what I mean when I talk about getting married
The last time we talked about getting married, it ended this way: We need rights, not rites, and I agreed. We called it by so many names: Protection under law, assurance from this government. Something to hold on to, so that when the time comes we can say, This is completely legal; I can do this in her behalf, she is my wife. (I can sign on this line; we’ve made a life together, I can fucking sign on a line.)
But that’s for when we are older; right now, we are young, and these things in my chest need to find a way out. This is where I say: What I feel for you is so great I need to shout: from mountaintops, out into the ocean, over valleys and into caves.
People need to know: This love is probably driving me insane. Sometimes, when I see two cats walking side-by-side I find myself laughing, remembering you.
Right now, this love needs expressing. Sometimes it makes me want to just get down on my knees and.
Scrap that. I’ll stay on my toes; that’s what you do when you’re paying attention.
Very little has been written, you see; paying attention takes too much of my time, and by the time I’ve had my fill of the details, my hands are already preoccupied, and can’t be bothered to lift a pen. All too often: my fingers are busy navigating through knotted points on your shoulder. Or, they are idly standing by, resting on top of your thigh. Or, they are wrapped around your wrist lightly, fingertips deciphering your pulse like Morse code.
Maybe we have run out of words; the old ones, I mean, I have seen them run from me. The other day, an old girlfriend got married using an old metaphor on two wheels, and I said, I loved that metaphor, once, and decided she can have it, basket and all. She can take the grassy field; she can take the old campus I once knew so well. She can take the smell of mid-July rain off pavements I had once thrown cigarette butts on, the quiet lobbies of the old campus cinemas — because she deserves all of it. All of it’s from so long ago, I can’t even remember the feeling, just the words: We could have. Now just a handful of old letters sitting beside each other quietly, not speaking. It is sad in a way I don’t expect.

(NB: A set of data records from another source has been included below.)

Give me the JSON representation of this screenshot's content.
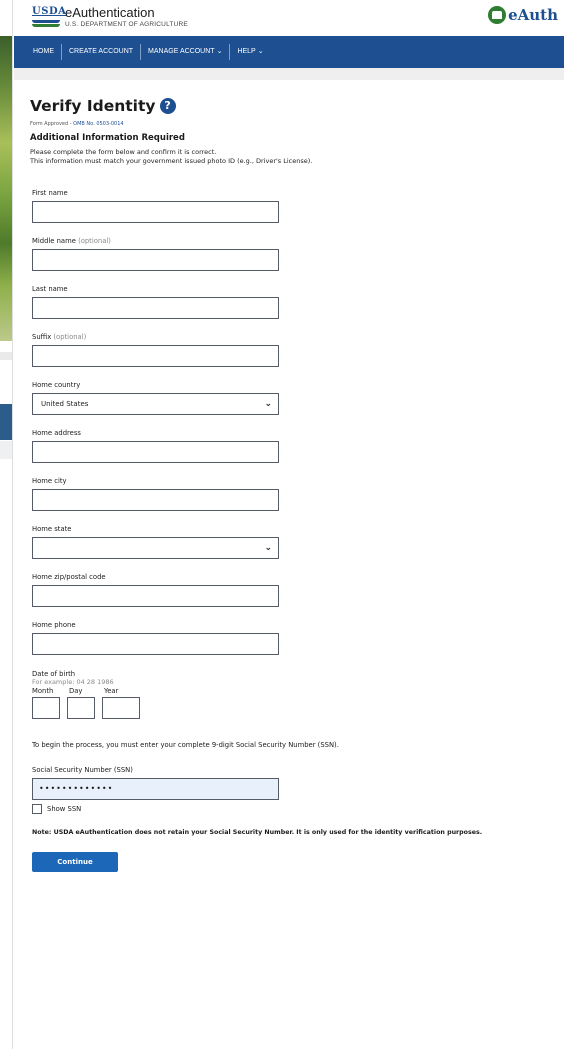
{
  "header": {
    "usda_label": "USDA",
    "title": "eAuthentication",
    "subtitle": "U.S. DEPARTMENT OF AGRICULTURE",
    "brand": "eAuth"
  },
  "nav": {
    "items": [
      {
        "label": "HOME"
      },
      {
        "label": "CREATE ACCOUNT"
      },
      {
        "label": "MANAGE ACCOUNT"
      },
      {
        "label": "HELP"
      }
    ]
  },
  "page": {
    "title": "Verify Identity",
    "help_glyph": "?",
    "form_approved_prefix": "Form Approved - ",
    "omb_link": "OMB No. 0503-0014",
    "subheading": "Additional Information Required",
    "instruction_1": "Please complete the form below and confirm it is correct.",
    "instruction_2": "This information must match your government issued photo ID (e.g., Driver's License)."
  },
  "form": {
    "first_name": {
      "label": "First name",
      "value": ""
    },
    "middle_name": {
      "label": "Middle name",
      "optional": "(optional)",
      "value": ""
    },
    "last_name": {
      "label": "Last name",
      "value": ""
    },
    "suffix": {
      "label": "Suffix",
      "optional": "(optional)",
      "value": ""
    },
    "home_country": {
      "label": "Home country",
      "value": "United States"
    },
    "home_address": {
      "label": "Home address",
      "value": ""
    },
    "home_city": {
      "label": "Home city",
      "value": ""
    },
    "home_state": {
      "label": "Home state",
      "value": ""
    },
    "home_zip": {
      "label": "Home zip/postal code",
      "value": ""
    },
    "home_phone": {
      "label": "Home phone",
      "value": ""
    },
    "dob": {
      "label": "Date of birth",
      "hint": "For example: 04 28 1986",
      "month_label": "Month",
      "day_label": "Day",
      "year_label": "Year"
    },
    "ssn_intro": "To begin the process, you must enter your complete 9-digit Social Security Number (SSN).",
    "ssn": {
      "label": "Social Security Number (SSN)",
      "value": "•••••••••••••"
    },
    "show_ssn_label": "Show SSN",
    "show_ssn_checked": false,
    "note": "Note: USDA eAuthentication does not retain your Social Security Number. It is only used for the identity verification purposes.",
    "continue_label": "Continue"
  },
  "colors": {
    "nav_bg": "#1d4f91",
    "primary_button": "#1d67b8",
    "ssn_field_bg": "#e7f0fb"
  }
}
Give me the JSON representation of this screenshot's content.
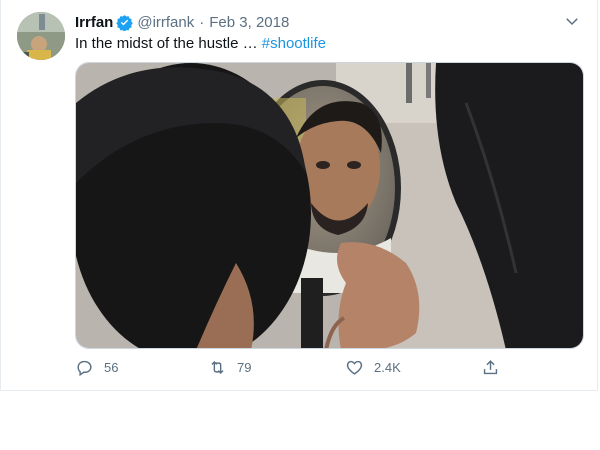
{
  "tweet": {
    "author_name": "Irrfan",
    "handle": "@irrfank",
    "separator": "·",
    "date": "Feb 3, 2018",
    "text": "In the midst of the hustle …",
    "hashtag": "#shootlife"
  },
  "actions": {
    "replies": "56",
    "retweets": "79",
    "likes": "2.4K"
  },
  "colors": {
    "accent": "#1b95e0",
    "verified": "#1da1f2",
    "muted": "#5b7083"
  },
  "icons": {
    "verified": "verified-badge-icon",
    "menu": "chevron-down-icon",
    "reply": "reply-icon",
    "retweet": "retweet-icon",
    "like": "heart-icon",
    "share": "share-icon"
  }
}
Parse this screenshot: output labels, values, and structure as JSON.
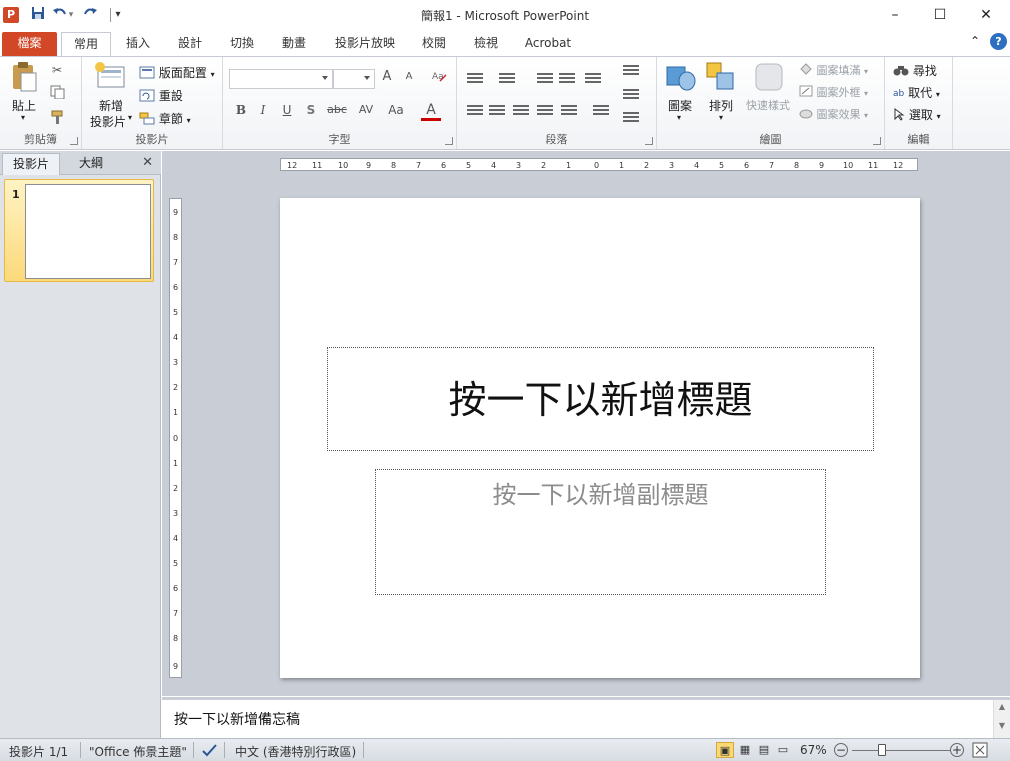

In my head, I wanted to write something about going home to my father’s house and hearing about an old hangout being burned to the ground. I can imagine driving to the newly emptied lot and thinking, This used to be my playground. This used to be that old wreck. This used to be that place I’d come back to time and again to reclaim a time of innocence. In it, my father would say things like, You broke your bike beyond repair the last time you were here. And I would laugh, sawing off the handle bars later. In my head, it ends this way: I’m alighting from the car, I’m taking the handle bars from the back seat, I’m walking to the center of that old space, and planting it there. From afar, it looks like a bike, only it’s half-buried in mud.
Maybe the old words have indeed run out; these days, I find that I don’t need them.
This morning when I woke, I was alone in bed, and I had slept with my glasses on. When I drew the curtains and opened the windows, I saw the sky was blue, and the clouds were white, and the birds were back on our windowsill, singing.
Right now, it is past noon, and the air is still warm like summer and I’m thinking, Everything is just better with you.
I am waiting for you to come home, not to these words, but to me. And that, I think, is all I mean whenever I say, Let’s get married.